DATASET CONTENT »
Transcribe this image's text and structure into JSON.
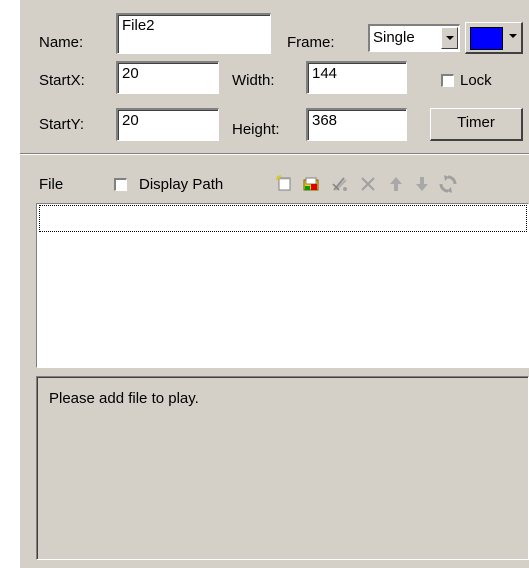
{
  "properties": {
    "name_label": "Name:",
    "name_value": "File2",
    "frame_label": "Frame:",
    "frame_value": "Single",
    "frame_color": "#0000ff",
    "startx_label": "StartX:",
    "startx_value": "20",
    "width_label": "Width:",
    "width_value": "144",
    "lock_label": "Lock",
    "lock_checked": false,
    "starty_label": "StartY:",
    "starty_value": "20",
    "height_label": "Height:",
    "height_value": "368",
    "timer_label": "Timer"
  },
  "file_toolbar": {
    "file_label": "File",
    "display_path_label": "Display Path",
    "display_path_checked": false,
    "icons": [
      "new-file-icon",
      "add-folder-icon",
      "clear-list-icon",
      "delete-icon",
      "move-up-icon",
      "move-down-icon",
      "refresh-icon"
    ]
  },
  "file_list": {
    "rows": [
      ""
    ]
  },
  "info": {
    "message": "Please add file to play."
  }
}
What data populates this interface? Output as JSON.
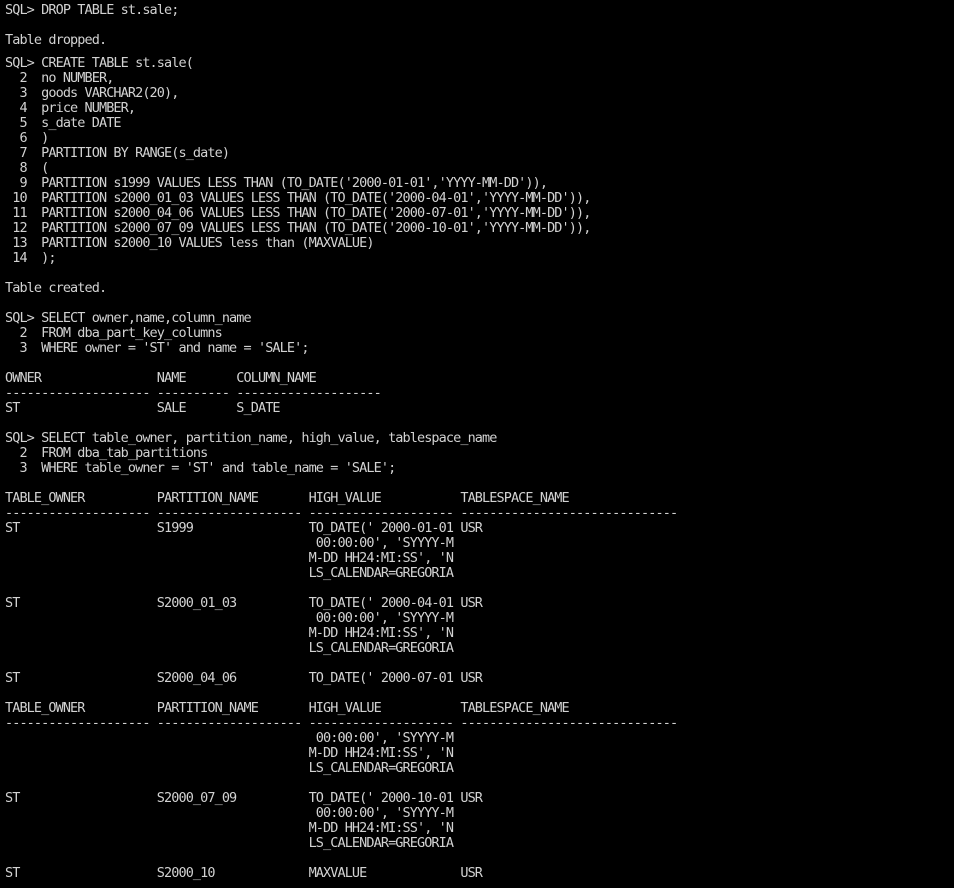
{
  "window": {
    "background": "#000000",
    "text_color": "#d2d2d2"
  },
  "terminal": {
    "lines": [
      {
        "text": "SQL> DROP TABLE st.sale;"
      },
      {
        "text": ""
      },
      {
        "text": "Table dropped."
      },
      {
        "text": "",
        "gap": true
      },
      {
        "text": "SQL> CREATE TABLE st.sale("
      },
      {
        "text": "  2  no NUMBER,"
      },
      {
        "text": "  3  goods VARCHAR2(20),"
      },
      {
        "text": "  4  price NUMBER,"
      },
      {
        "text": "  5  s_date DATE"
      },
      {
        "text": "  6  )"
      },
      {
        "text": "  7  PARTITION BY RANGE(s_date)"
      },
      {
        "text": "  8  ("
      },
      {
        "text": "  9  PARTITION s1999 VALUES LESS THAN (TO_DATE('2000-01-01','YYYY-MM-DD')),"
      },
      {
        "text": " 10  PARTITION s2000_01_03 VALUES LESS THAN (TO_DATE('2000-04-01','YYYY-MM-DD')),"
      },
      {
        "text": " 11  PARTITION s2000_04_06 VALUES LESS THAN (TO_DATE('2000-07-01','YYYY-MM-DD')),"
      },
      {
        "text": " 12  PARTITION s2000_07_09 VALUES LESS THAN (TO_DATE('2000-10-01','YYYY-MM-DD')),"
      },
      {
        "text": " 13  PARTITION s2000_10 VALUES less than (MAXVALUE)"
      },
      {
        "text": " 14  );"
      },
      {
        "text": ""
      },
      {
        "text": "Table created."
      },
      {
        "text": ""
      },
      {
        "text": "SQL> SELECT owner,name,column_name"
      },
      {
        "text": "  2  FROM dba_part_key_columns"
      },
      {
        "text": "  3  WHERE owner = 'ST' and name = 'SALE';"
      },
      {
        "text": ""
      },
      {
        "text": "OWNER                NAME       COLUMN_NAME"
      },
      {
        "text": "-------------------- ---------- --------------------"
      },
      {
        "text": "ST                   SALE       S_DATE"
      },
      {
        "text": ""
      },
      {
        "text": "SQL> SELECT table_owner, partition_name, high_value, tablespace_name"
      },
      {
        "text": "  2  FROM dba_tab_partitions"
      },
      {
        "text": "  3  WHERE table_owner = 'ST' and table_name = 'SALE';"
      },
      {
        "text": ""
      },
      {
        "text": "TABLE_OWNER          PARTITION_NAME       HIGH_VALUE           TABLESPACE_NAME"
      },
      {
        "text": "-------------------- -------------------- -------------------- ------------------------------"
      },
      {
        "text": "ST                   S1999                TO_DATE(' 2000-01-01 USR"
      },
      {
        "text": "                                           00:00:00', 'SYYYY-M"
      },
      {
        "text": "                                          M-DD HH24:MI:SS', 'N"
      },
      {
        "text": "                                          LS_CALENDAR=GREGORIA"
      },
      {
        "text": ""
      },
      {
        "text": "ST                   S2000_01_03          TO_DATE(' 2000-04-01 USR"
      },
      {
        "text": "                                           00:00:00', 'SYYYY-M"
      },
      {
        "text": "                                          M-DD HH24:MI:SS', 'N"
      },
      {
        "text": "                                          LS_CALENDAR=GREGORIA"
      },
      {
        "text": ""
      },
      {
        "text": "ST                   S2000_04_06          TO_DATE(' 2000-07-01 USR"
      },
      {
        "text": ""
      },
      {
        "text": "TABLE_OWNER          PARTITION_NAME       HIGH_VALUE           TABLESPACE_NAME"
      },
      {
        "text": "-------------------- -------------------- -------------------- ------------------------------"
      },
      {
        "text": "                                           00:00:00', 'SYYYY-M"
      },
      {
        "text": "                                          M-DD HH24:MI:SS', 'N"
      },
      {
        "text": "                                          LS_CALENDAR=GREGORIA"
      },
      {
        "text": ""
      },
      {
        "text": "ST                   S2000_07_09          TO_DATE(' 2000-10-01 USR"
      },
      {
        "text": "                                           00:00:00', 'SYYYY-M"
      },
      {
        "text": "                                          M-DD HH24:MI:SS', 'N"
      },
      {
        "text": "                                          LS_CALENDAR=GREGORIA"
      },
      {
        "text": ""
      },
      {
        "text": "ST                   S2000_10             MAXVALUE             USR"
      }
    ]
  }
}
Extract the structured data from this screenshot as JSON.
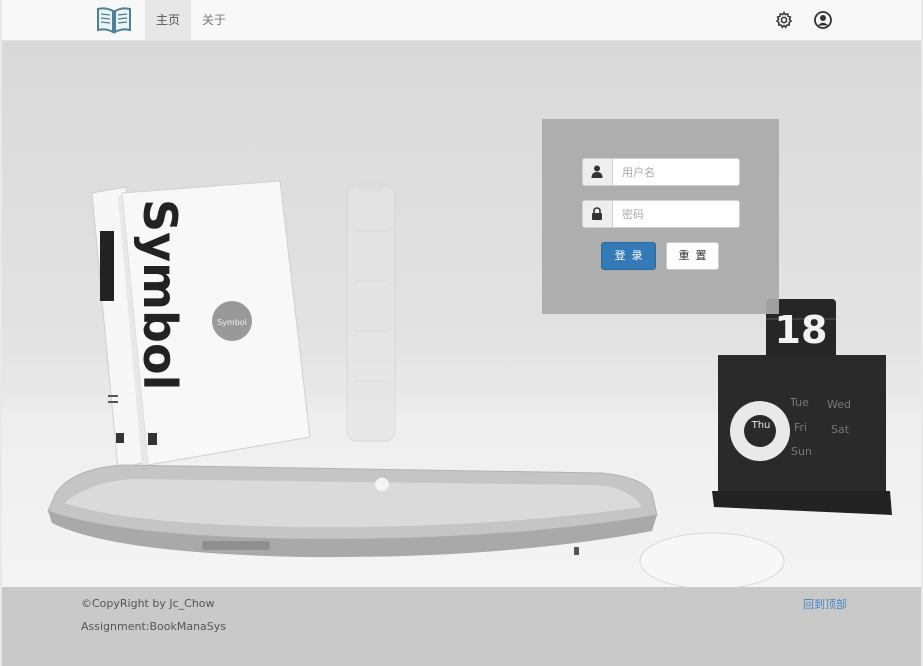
{
  "nav": {
    "logo_icon": "open-book-icon",
    "items": [
      {
        "label": "主页",
        "active": true
      },
      {
        "label": "关于",
        "active": false
      }
    ],
    "settings_icon": "gear-icon",
    "user_icon": "user-circle-icon"
  },
  "hero": {
    "book_spine_title": "Symbol",
    "book_sticker_text": "Symbol",
    "calendar_number": "18",
    "calendar_days": [
      "Tue",
      "Wed",
      "Thu",
      "Fri",
      "Sat",
      "Sun"
    ]
  },
  "login": {
    "username_placeholder": "用户名",
    "username_icon": "user-icon",
    "password_placeholder": "密码",
    "password_icon": "lock-icon",
    "login_label": "登录",
    "reset_label": "重置",
    "accent_color": "#337ab7"
  },
  "footer": {
    "copyright": "©CopyRight by Jc_Chow",
    "assignment": "Assignment:BookManaSys",
    "back_to_top": "回到顶部",
    "link_color": "#4a86c5"
  }
}
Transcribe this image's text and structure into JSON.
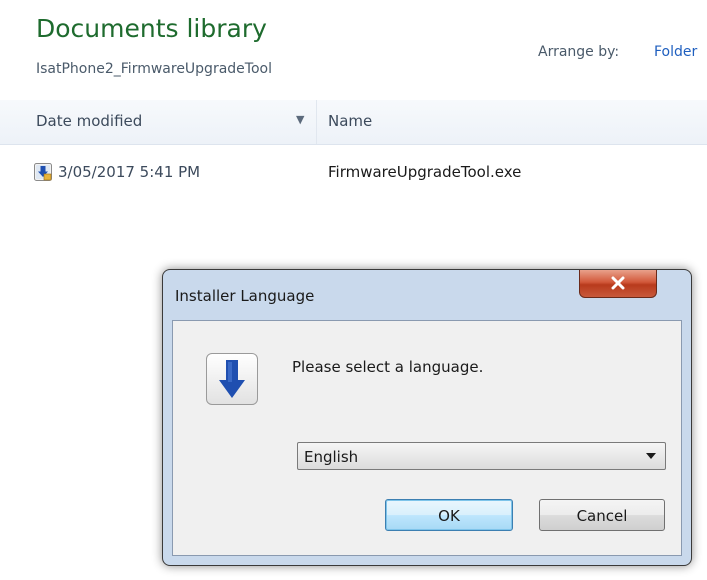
{
  "library": {
    "title": "Documents library",
    "subtitle": "IsatPhone2_FirmwareUpgradeTool",
    "arrange_label": "Arrange by:",
    "arrange_value": "Folder"
  },
  "columns": {
    "date_modified": "Date modified",
    "name": "Name"
  },
  "files": [
    {
      "date": "3/05/2017 5:41 PM",
      "name": "FirmwareUpgradeTool.exe",
      "icon": "installer-icon"
    }
  ],
  "dialog": {
    "title": "Installer Language",
    "prompt": "Please select a language.",
    "selected_language": "English",
    "ok_label": "OK",
    "cancel_label": "Cancel",
    "close_color": "#c8452a"
  },
  "colors": {
    "library_title": "#1e6b2e",
    "link": "#1f5fbf",
    "dialog_frame": "#c9d9ec"
  }
}
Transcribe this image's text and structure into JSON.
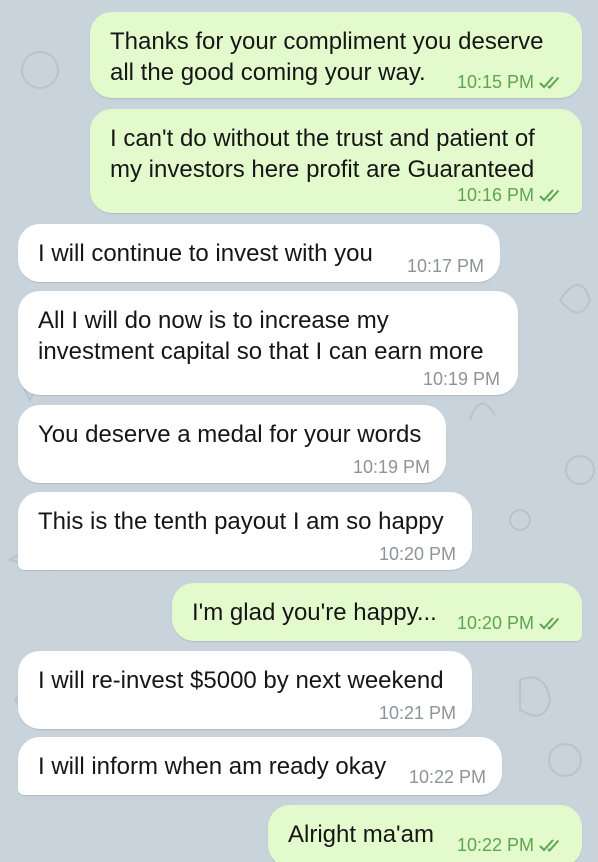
{
  "messages": [
    {
      "dir": "out",
      "text": "Thanks for your compliment you deserve\nall the good coming your way.",
      "time": "10:15 PM",
      "read": true
    },
    {
      "dir": "out",
      "text": "I can't do without the trust and patient of\nmy investors here profit are Guaranteed",
      "time": "10:16 PM",
      "read": true
    },
    {
      "dir": "in",
      "text": "I will continue to invest with you",
      "time": "10:17 PM"
    },
    {
      "dir": "in",
      "text": "All I will do now is to increase my\ninvestment capital so that I can earn more",
      "time": "10:19 PM"
    },
    {
      "dir": "in",
      "text": "You deserve a medal for your words",
      "time": "10:19 PM"
    },
    {
      "dir": "in",
      "text": "This is the tenth payout I am so happy",
      "time": "10:20 PM"
    },
    {
      "dir": "out",
      "text": "I'm glad you're happy...",
      "time": "10:20 PM",
      "read": true
    },
    {
      "dir": "in",
      "text": "I will re-invest $5000 by next weekend",
      "time": "10:21 PM"
    },
    {
      "dir": "in",
      "text": "I will inform when am ready okay",
      "time": "10:22 PM"
    },
    {
      "dir": "out",
      "text": "Alright ma'am",
      "time": "10:22 PM",
      "read": true
    }
  ],
  "colors": {
    "background": "#c9d3dc",
    "outgoing_bubble": "#e3fbcc",
    "incoming_bubble": "#ffffff",
    "outgoing_meta": "#5ea452",
    "incoming_meta": "#8e9399"
  }
}
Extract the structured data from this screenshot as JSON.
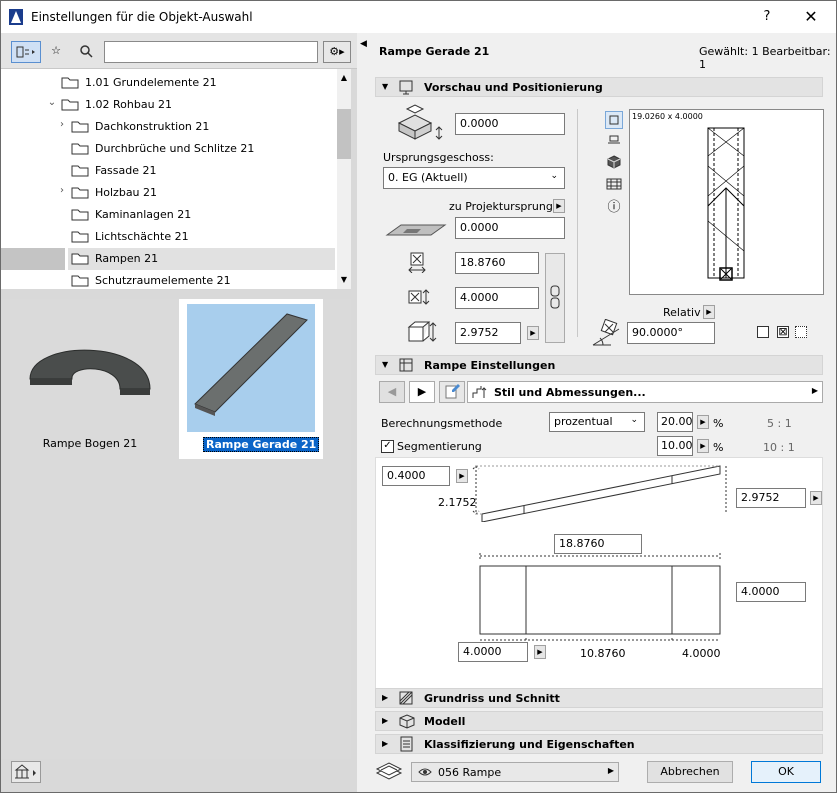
{
  "window": {
    "title": "Einstellungen für die Objekt-Auswahl",
    "help": "?",
    "close": "✕"
  },
  "library": {
    "tree": [
      {
        "label": "1.01 Grundelemente 21",
        "indent": 1,
        "caret": ""
      },
      {
        "label": "1.02 Rohbau 21",
        "indent": 1,
        "caret": "⌄"
      },
      {
        "label": "Dachkonstruktion 21",
        "indent": 2,
        "caret": "›"
      },
      {
        "label": "Durchbrüche und Schlitze 21",
        "indent": 2,
        "caret": ""
      },
      {
        "label": "Fassade 21",
        "indent": 2,
        "caret": ""
      },
      {
        "label": "Holzbau 21",
        "indent": 2,
        "caret": "›"
      },
      {
        "label": "Kaminanlagen 21",
        "indent": 2,
        "caret": ""
      },
      {
        "label": "Lichtschächte 21",
        "indent": 2,
        "caret": ""
      },
      {
        "label": "Rampen 21",
        "indent": 2,
        "caret": "",
        "selected": true
      },
      {
        "label": "Schutzraumelemente 21",
        "indent": 2,
        "caret": ""
      }
    ],
    "items": [
      {
        "label": "Rampe Bogen 21"
      },
      {
        "label": "Rampe Gerade 21",
        "selected": true
      }
    ]
  },
  "header": {
    "object_name": "Rampe Gerade 21",
    "selection_info": "Gewählt: 1 Bearbeitbar: 1"
  },
  "sections": {
    "vorschau": "Vorschau und Positionierung",
    "einstellungen": "Rampe Einstellungen",
    "grundriss": "Grundriss und Schnitt",
    "modell": "Modell",
    "klassifizierung": "Klassifizierung und Eigenschaften"
  },
  "position": {
    "elevation": "0.0000",
    "ursprungsgeschoss_label": "Ursprungsgeschoss:",
    "geschoss": "0. EG (Aktuell)",
    "projekt_label": "zu Projektursprung",
    "projekt_value": "0.0000",
    "length": "18.8760",
    "width": "4.0000",
    "height": "2.9752",
    "preview_dims": "19.0260 x 4.0000",
    "relativ": "Relativ",
    "angle": "90.0000°"
  },
  "einstellungen": {
    "stil": "Stil und Abmessungen...",
    "methode_label": "Berechnungsmethode",
    "methode": "prozentual",
    "methode_value": "20.000",
    "methode_unit": "%",
    "methode_ratio": "5 : 1",
    "segment_label": "Segmentierung",
    "segment_checked": true,
    "segment_value": "10.000",
    "segment_unit": "%",
    "segment_ratio": "10 : 1",
    "dim_left_top": "0.4000",
    "dim_left_mid": "2.1752",
    "dim_right": "2.9752",
    "dim_total": "18.8760",
    "dim_width": "4.0000",
    "dim_start": "4.0000",
    "dim_mid": "10.8760",
    "dim_end": "4.0000"
  },
  "footer": {
    "layer": "056 Rampe",
    "cancel": "Abbrechen",
    "ok": "OK"
  }
}
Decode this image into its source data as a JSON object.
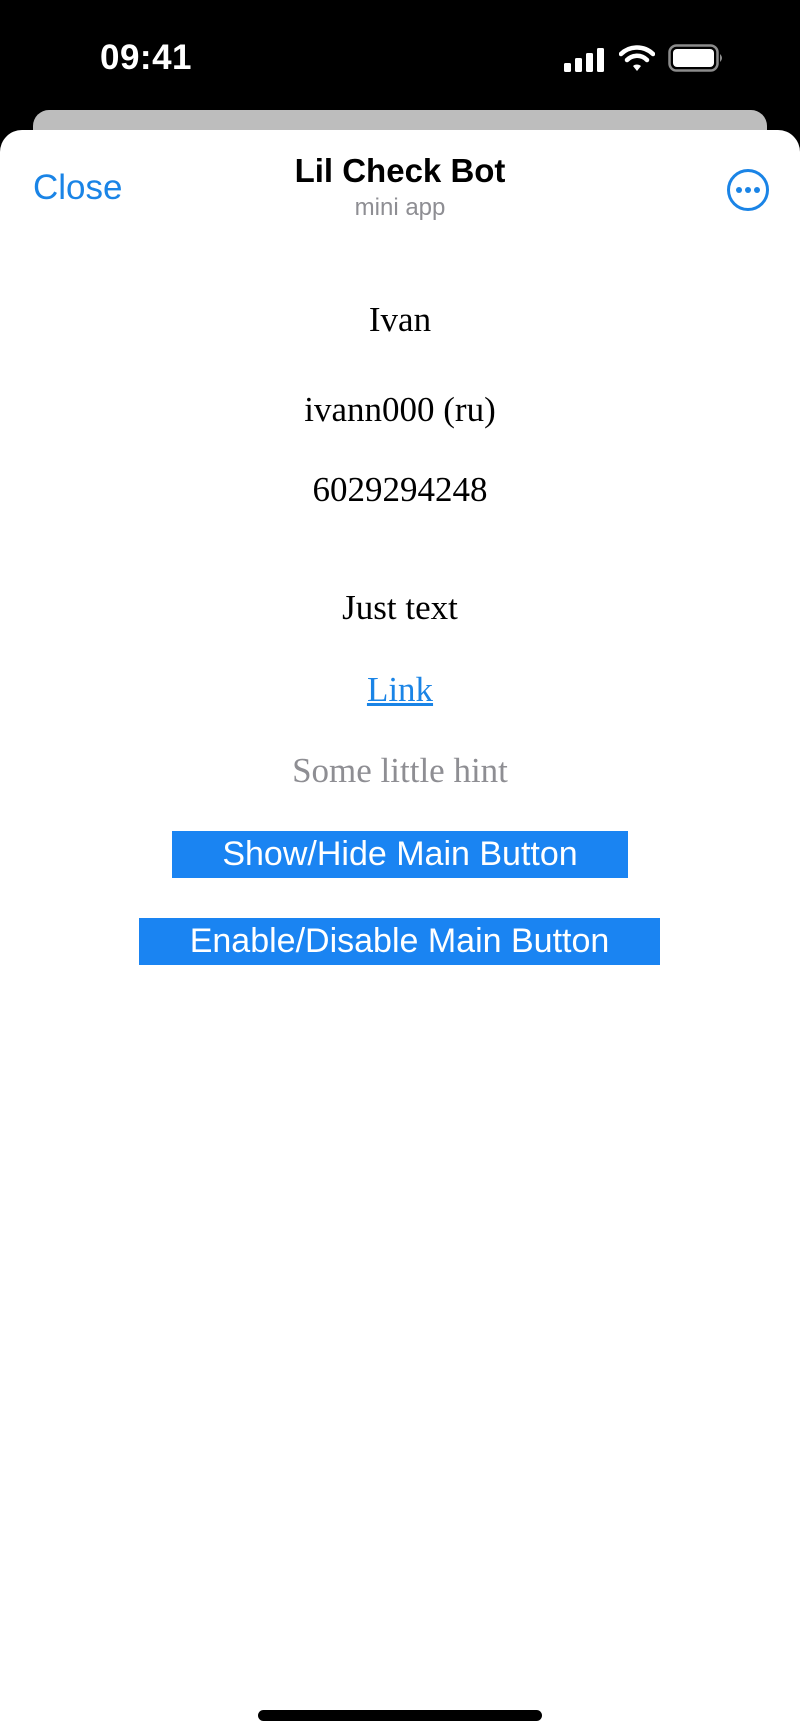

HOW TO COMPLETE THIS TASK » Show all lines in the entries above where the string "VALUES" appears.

TASK SOLUTION »
        "text": "  9  PARTITION s1999 VALUES LESS THAN (TO_DATE('2000-01-01','YYYY-MM-DD')),"
        "text": " 10  PARTITION s2000_01_03 VALUES LESS THAN (TO_DATE('2000-04-01','YYYY-MM-DD')),"
        "text": " 11  PARTITION s2000_04_06 VALUES LESS THAN (TO_DATE('2000-07-01','YYYY-MM-DD')),"
        "text": " 12  PARTITION s2000_07_09 VALUES LESS THAN (TO_DATE('2000-10-01','YYYY-MM-DD')),"
        "text": " 13  PARTITION s2000_10 VALUES less than (MAXVALUE)"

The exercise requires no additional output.